Stand up for smokers

Our Founding fathers fought a war because they didn't think they should be taxed without their consent. Henry David Thoreau refused
Sandusky Register Staff
May 24, 2010

Our Founding fathers fought a war because they didn't think they should be taxed without their consent. Henry David Thoreau refused to pay his taxes in protest of the Mexican American War and was jailed for it. Susan B. Anthony voted in an election prior to women's' suffrage and was arrested. Rosa Parks refused to give up her seat on the bus and hundreds were arrested while peacefully protesting alongside of Martin Luther King in their fight against Jim Crow. What do all of these individuals have in common? They all had the courage to stand up for what they thought was right and were willing to accept the consequences of their actions in order to prove a point.

If you smoke or own an establishment that allows smoking, practice civil disobedience by ignoring a law that you perceive as unjust. There will be consequences, but so what? Cooperate with whomever administers the citation to you, show up for court and politely explain to the judge that you have no intention of paying the fine and if he wishes to jail you for smoking a cigarette, then that is his prerogative. That's the approach most of the above Americans took and that's the approach smokers in Ohio should take towards the new smoking ban. If you have the courage to stand up for what you think is right like those we honor above, then the law will be abolished or changed. Simple as that.

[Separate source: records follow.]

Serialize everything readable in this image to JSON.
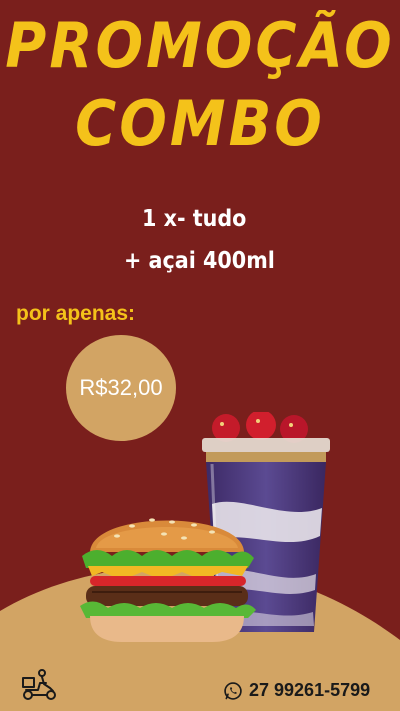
{
  "poster": {
    "title_line1": "PROMOÇÃO",
    "title_line2": "COMBO",
    "combo_line1": "1 x- tudo",
    "combo_line2": "+ açai 400ml",
    "by_only": "por apenas:",
    "price": "R$32,00",
    "phone": "27 99261-5799",
    "icons": [
      "burger-image",
      "acai-cup-image",
      "delivery-icon",
      "whatsapp-icon"
    ]
  },
  "colors": {
    "background": "#7a1f1c",
    "title": "#f4c21a",
    "accent_circle": "#d2a464",
    "ground": "#d2a464"
  }
}
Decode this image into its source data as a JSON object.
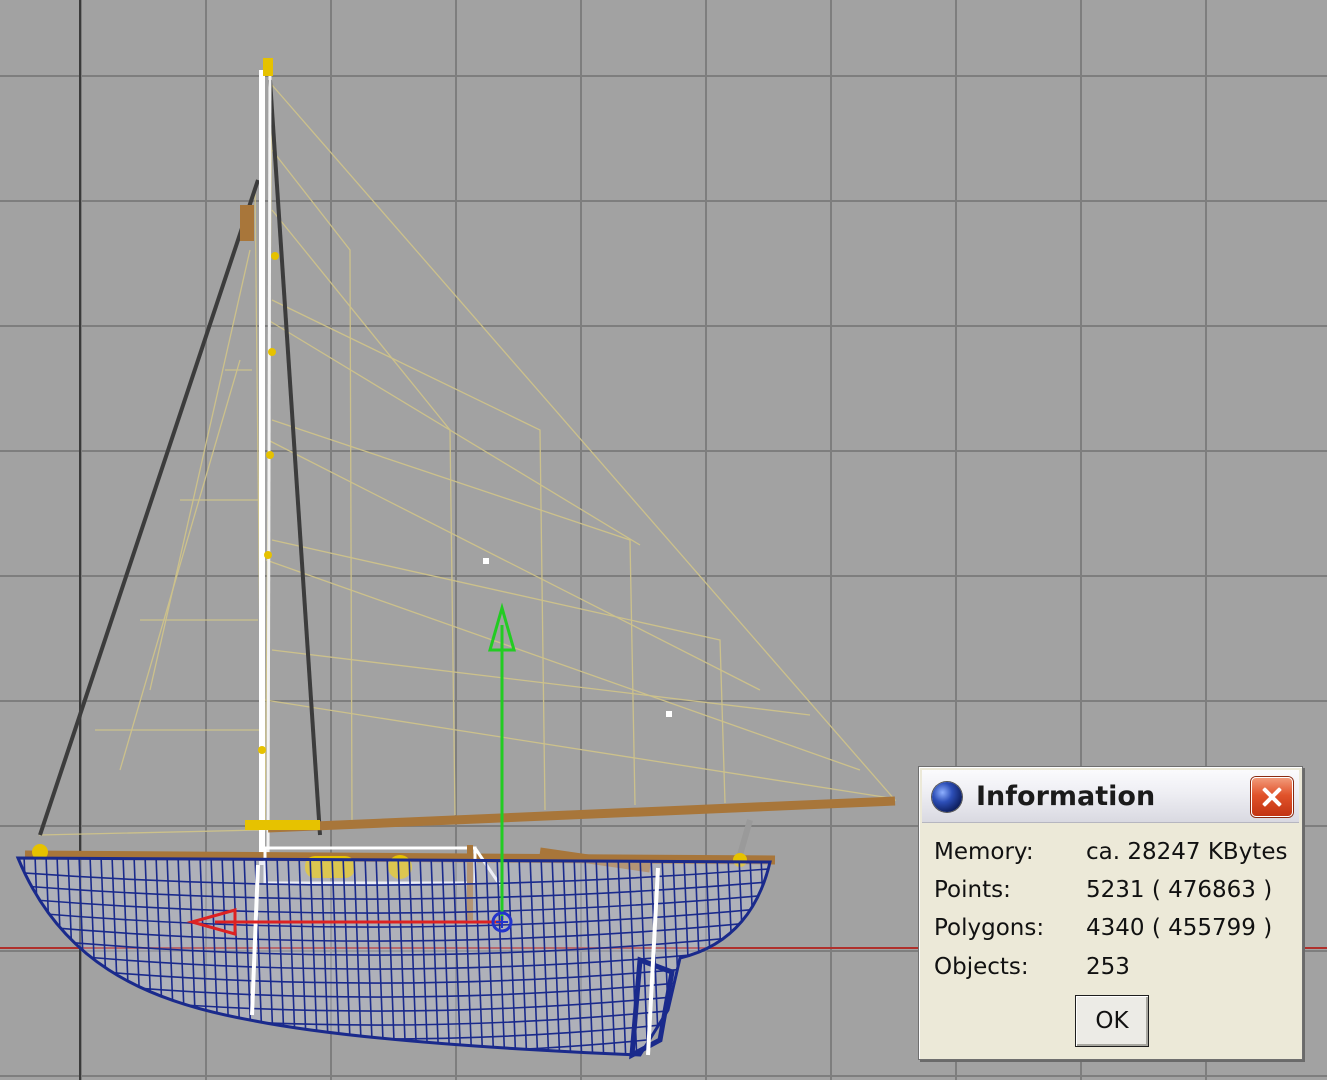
{
  "dialog": {
    "title": "Information",
    "rows": [
      {
        "label": "Memory:",
        "value": "ca. 28247 KBytes"
      },
      {
        "label": "Points:",
        "value": "5231 ( 476863 )"
      },
      {
        "label": "Polygons:",
        "value": "4340 ( 455799 )"
      },
      {
        "label": "Objects:",
        "value": "253"
      }
    ],
    "ok_label": "OK"
  },
  "colors": {
    "viewport_background": "#a2a2a2",
    "grid_line": "#7e7e7e",
    "hull_wireframe": "#1a2a8c",
    "sail_wireframe": "#cfc38a",
    "boom_wood": "#a8763a",
    "y_axis_gizmo": "#22cc22",
    "x_axis_gizmo": "#dd2222",
    "ground_line": "#b0302c"
  },
  "icons": [
    "app-sphere-icon",
    "close-icon"
  ]
}
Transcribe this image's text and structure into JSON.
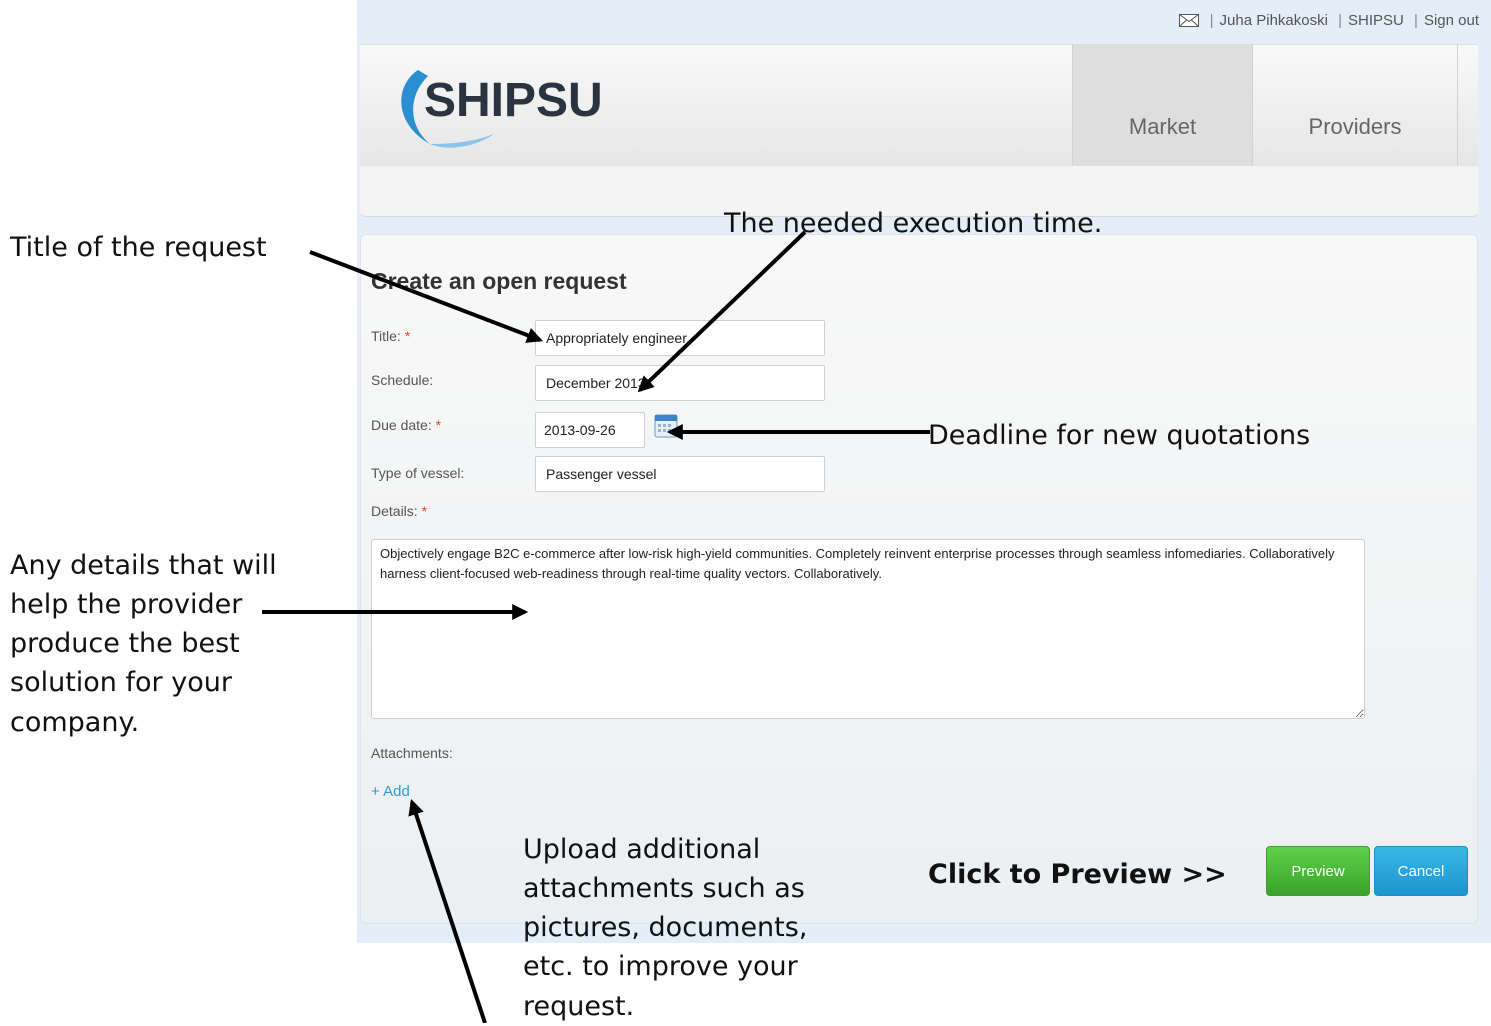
{
  "topbar": {
    "user": "Juha Pihkakoski",
    "company": "SHIPSU",
    "signout": "Sign out",
    "sep": "|"
  },
  "logo": {
    "text": "SHIPSU"
  },
  "nav": {
    "market": "Market",
    "providers": "Providers"
  },
  "form": {
    "heading": "Create an open request",
    "required_mark": "*",
    "title_label": "Title:",
    "title_value": "Appropriately engineer.",
    "schedule_label": "Schedule:",
    "schedule_value": "December 2013",
    "due_label": "Due date:",
    "due_value": "2013-09-26",
    "vessel_label": "Type of vessel:",
    "vessel_value": "Passenger vessel",
    "details_label": "Details:",
    "details_value": "Objectively engage B2C e-commerce after low-risk high-yield communities. Completely reinvent enterprise processes through seamless infomediaries. Collaboratively harness client-focused web-readiness through real-time quality vectors. Collaboratively.",
    "attachments_label": "Attachments:",
    "add_label": "+ Add"
  },
  "buttons": {
    "preview": "Preview",
    "cancel": "Cancel"
  },
  "annotations": {
    "title_note": "Title of the request",
    "schedule_note": "The needed execution time.",
    "deadline_note": "Deadline for new quotations",
    "details_note": [
      "Any details that will",
      "help the provider",
      "produce the best",
      "solution for your",
      "company."
    ],
    "attach_note": [
      "Upload additional",
      "attachments such as",
      "pictures, documents,",
      "etc. to improve your",
      "request."
    ],
    "preview_note": "Click to Preview >>"
  },
  "colors": {
    "accent_blue": "#2b9ad6",
    "preview_green": "#3aa22a",
    "cancel_blue": "#1c94cd",
    "required_red": "#e04a1e"
  }
}
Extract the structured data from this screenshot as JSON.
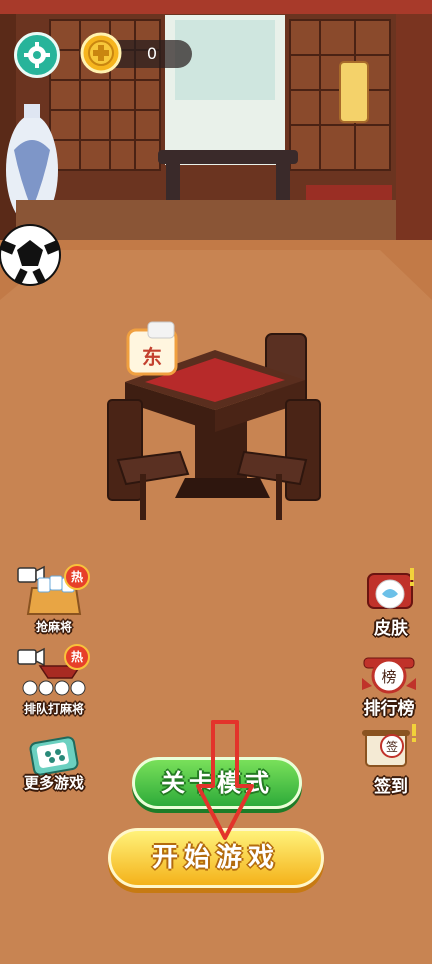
{
  "hud": {
    "coins": "0",
    "settings_icon": "gear-icon",
    "coin_icon": "coin-icon"
  },
  "left_menu": [
    {
      "label": "抢麻将",
      "badge": "热",
      "icon": "video-crate-icon"
    },
    {
      "label": "排队打麻将",
      "badge": "热",
      "icon": "video-queue-icon"
    },
    {
      "label": "更多游戏",
      "icon": "mahjong-tile-icon"
    }
  ],
  "right_menu": [
    {
      "label": "皮肤",
      "icon": "skin-gift-icon"
    },
    {
      "label": "排行榜",
      "icon": "ranking-icon",
      "emblem": "榜"
    },
    {
      "label": "签到",
      "icon": "checkin-scroll-icon",
      "emblem": "签"
    }
  ],
  "scene": {
    "tile_char": "东"
  },
  "buttons": {
    "level_mode": "关卡模式",
    "start_game": "开始游戏"
  },
  "colors": {
    "floor": "#c27a47",
    "green_button": "#3cbf42",
    "yellow_button": "#f7c52a",
    "settings_teal": "#27b49a",
    "hint_arrow": "#e3342b"
  }
}
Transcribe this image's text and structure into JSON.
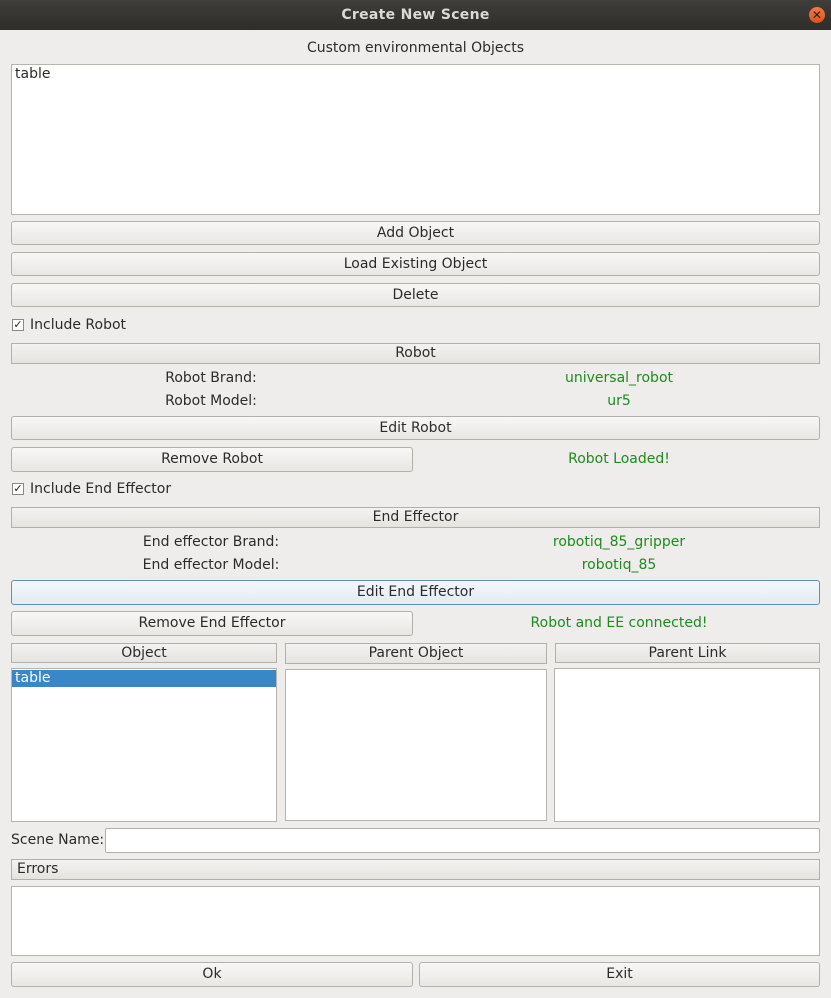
{
  "window": {
    "title": "Create New Scene",
    "close_glyph": "✕"
  },
  "objects_section": {
    "label": "Custom environmental Objects",
    "items": [
      "table"
    ]
  },
  "buttons": {
    "add_object": "Add Object",
    "load_existing": "Load Existing Object",
    "delete": "Delete",
    "edit_robot": "Edit Robot",
    "remove_robot": "Remove Robot",
    "edit_end_effector": "Edit End Effector",
    "remove_end_effector": "Remove End Effector",
    "ok": "Ok",
    "exit": "Exit"
  },
  "robot": {
    "include_label": "Include Robot",
    "include_checked": true,
    "header": "Robot",
    "brand_label": "Robot Brand:",
    "brand_value": "universal_robot",
    "model_label": "Robot Model:",
    "model_value": "ur5",
    "status": "Robot Loaded!"
  },
  "end_effector": {
    "include_label": "Include End Effector",
    "include_checked": true,
    "header": "End Effector",
    "brand_label": "End effector Brand:",
    "brand_value": "robotiq_85_gripper",
    "model_label": "End effector Model:",
    "model_value": "robotiq_85",
    "status": "Robot and EE connected!"
  },
  "parenting": {
    "object_header": "Object",
    "parent_object_header": "Parent Object",
    "parent_link_header": "Parent Link",
    "objects": [
      "table"
    ],
    "selected_object": "table"
  },
  "scene": {
    "name_label": "Scene Name:",
    "name_value": ""
  },
  "errors": {
    "header": "Errors"
  },
  "colors": {
    "status_green": "#1f8a1f",
    "selection_blue": "#3a87c8",
    "titlebar": "#35342f"
  },
  "check_glyph": "✓"
}
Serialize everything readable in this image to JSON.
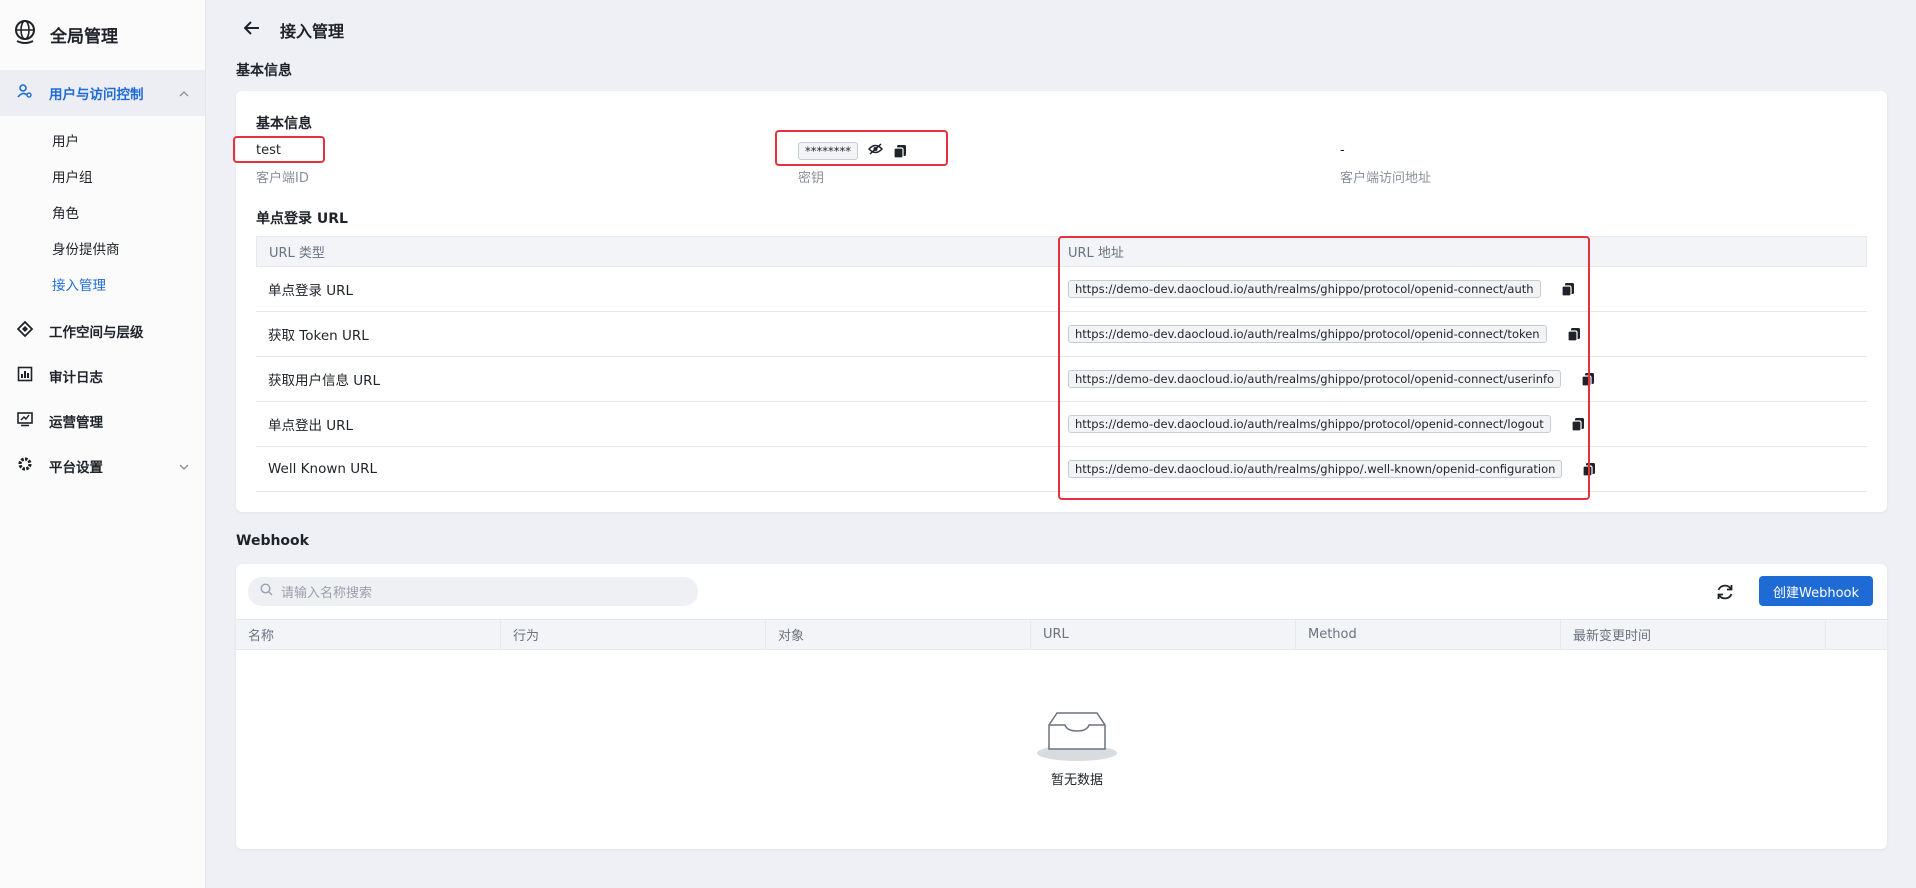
{
  "sidebar": {
    "brand": "全局管理",
    "items": [
      {
        "label": "用户与访问控制",
        "icon": "user-key-icon",
        "active": true,
        "expanded": true
      },
      {
        "label": "工作空间与层级",
        "icon": "workspace-icon"
      },
      {
        "label": "审计日志",
        "icon": "audit-log-icon"
      },
      {
        "label": "运营管理",
        "icon": "operations-chart-icon"
      },
      {
        "label": "平台设置",
        "icon": "gear-icon",
        "collapsible": true
      }
    ],
    "subitems": [
      {
        "label": "用户"
      },
      {
        "label": "用户组"
      },
      {
        "label": "角色"
      },
      {
        "label": "身份提供商"
      },
      {
        "label": "接入管理",
        "active": true
      }
    ]
  },
  "header": {
    "title": "接入管理"
  },
  "basic": {
    "section_title": "基本信息",
    "card_title": "基本信息",
    "client_id": {
      "value": "test",
      "label": "客户端ID"
    },
    "secret": {
      "value": "********",
      "label": "密钥"
    },
    "access_url": {
      "value": "-",
      "label": "客户端访问地址"
    }
  },
  "sso": {
    "title": "单点登录 URL",
    "columns": [
      "URL 类型",
      "URL 地址"
    ],
    "rows": [
      {
        "type": "单点登录 URL",
        "url": "https://demo-dev.daocloud.io/auth/realms/ghippo/protocol/openid-connect/auth"
      },
      {
        "type": "获取 Token URL",
        "url": "https://demo-dev.daocloud.io/auth/realms/ghippo/protocol/openid-connect/token"
      },
      {
        "type": "获取用户信息 URL",
        "url": "https://demo-dev.daocloud.io/auth/realms/ghippo/protocol/openid-connect/userinfo"
      },
      {
        "type": "单点登出 URL",
        "url": "https://demo-dev.daocloud.io/auth/realms/ghippo/protocol/openid-connect/logout"
      },
      {
        "type": "Well Known URL",
        "url": "https://demo-dev.daocloud.io/auth/realms/ghippo/.well-known/openid-configuration"
      }
    ]
  },
  "webhook": {
    "section_title": "Webhook",
    "search_placeholder": "请输入名称搜索",
    "create_button": "创建Webhook",
    "columns": [
      "名称",
      "行为",
      "对象",
      "URL",
      "Method",
      "最新变更时间"
    ],
    "empty_text": "暂无数据"
  },
  "colors": {
    "accent": "#1f6bd6",
    "highlight": "#e5333e"
  }
}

I realize that fighting to preserve civil liberties and the right to smoke are two different things, but the concept is the same. I also realize that the majority voted for the ban. As citizens, we are supposed to respect this, but it's kind of hard when the whole idea of rule by the majority has been all but thrown out the window in America. Hopefully, standing up for what you believe in won't be thrown out the window as well.

Guy Seibel

Huron